Problem description: For the entries presented below, indicate the number of lines that include the word "书籍列表", adding nothing else.

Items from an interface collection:
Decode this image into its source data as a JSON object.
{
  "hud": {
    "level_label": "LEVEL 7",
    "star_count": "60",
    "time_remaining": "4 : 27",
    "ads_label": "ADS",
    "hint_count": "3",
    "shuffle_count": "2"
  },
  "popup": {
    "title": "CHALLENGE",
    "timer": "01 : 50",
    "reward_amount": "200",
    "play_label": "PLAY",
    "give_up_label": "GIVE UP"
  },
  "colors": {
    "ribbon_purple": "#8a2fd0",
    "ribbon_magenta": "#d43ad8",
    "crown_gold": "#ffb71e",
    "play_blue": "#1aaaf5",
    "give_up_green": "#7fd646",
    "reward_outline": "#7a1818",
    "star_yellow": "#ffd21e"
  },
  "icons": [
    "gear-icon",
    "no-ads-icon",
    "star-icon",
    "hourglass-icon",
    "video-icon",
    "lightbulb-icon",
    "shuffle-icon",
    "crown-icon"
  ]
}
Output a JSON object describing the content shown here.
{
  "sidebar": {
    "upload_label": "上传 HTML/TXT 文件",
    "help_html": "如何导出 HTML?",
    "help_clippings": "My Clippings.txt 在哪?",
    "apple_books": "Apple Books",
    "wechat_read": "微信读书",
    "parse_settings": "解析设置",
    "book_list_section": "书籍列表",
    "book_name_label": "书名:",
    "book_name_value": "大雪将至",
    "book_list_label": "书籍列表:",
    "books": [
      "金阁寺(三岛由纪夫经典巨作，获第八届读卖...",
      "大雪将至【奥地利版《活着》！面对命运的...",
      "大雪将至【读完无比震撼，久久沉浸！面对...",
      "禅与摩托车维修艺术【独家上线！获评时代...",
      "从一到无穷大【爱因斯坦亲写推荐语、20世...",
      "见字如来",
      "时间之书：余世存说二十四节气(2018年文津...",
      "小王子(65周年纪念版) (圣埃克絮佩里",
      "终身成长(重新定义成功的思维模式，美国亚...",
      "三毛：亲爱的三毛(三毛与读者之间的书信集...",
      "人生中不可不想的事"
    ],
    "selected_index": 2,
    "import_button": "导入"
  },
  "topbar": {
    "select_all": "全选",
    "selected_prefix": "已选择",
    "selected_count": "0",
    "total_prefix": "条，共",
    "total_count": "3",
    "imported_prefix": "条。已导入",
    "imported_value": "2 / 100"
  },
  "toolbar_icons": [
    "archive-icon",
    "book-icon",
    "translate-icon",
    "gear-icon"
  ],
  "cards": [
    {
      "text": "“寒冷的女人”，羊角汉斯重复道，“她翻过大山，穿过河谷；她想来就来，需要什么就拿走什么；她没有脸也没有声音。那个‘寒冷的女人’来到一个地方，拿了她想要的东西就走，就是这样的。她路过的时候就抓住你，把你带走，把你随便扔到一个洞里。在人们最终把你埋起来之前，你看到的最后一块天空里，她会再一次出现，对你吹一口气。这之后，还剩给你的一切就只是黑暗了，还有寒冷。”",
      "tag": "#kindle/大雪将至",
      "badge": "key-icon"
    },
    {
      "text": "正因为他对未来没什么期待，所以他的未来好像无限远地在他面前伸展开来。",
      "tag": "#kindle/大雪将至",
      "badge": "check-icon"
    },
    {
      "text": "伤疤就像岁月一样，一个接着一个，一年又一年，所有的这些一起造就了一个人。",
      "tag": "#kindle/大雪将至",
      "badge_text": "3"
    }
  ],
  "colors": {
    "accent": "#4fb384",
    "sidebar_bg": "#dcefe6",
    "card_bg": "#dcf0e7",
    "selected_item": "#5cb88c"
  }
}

Reply: 2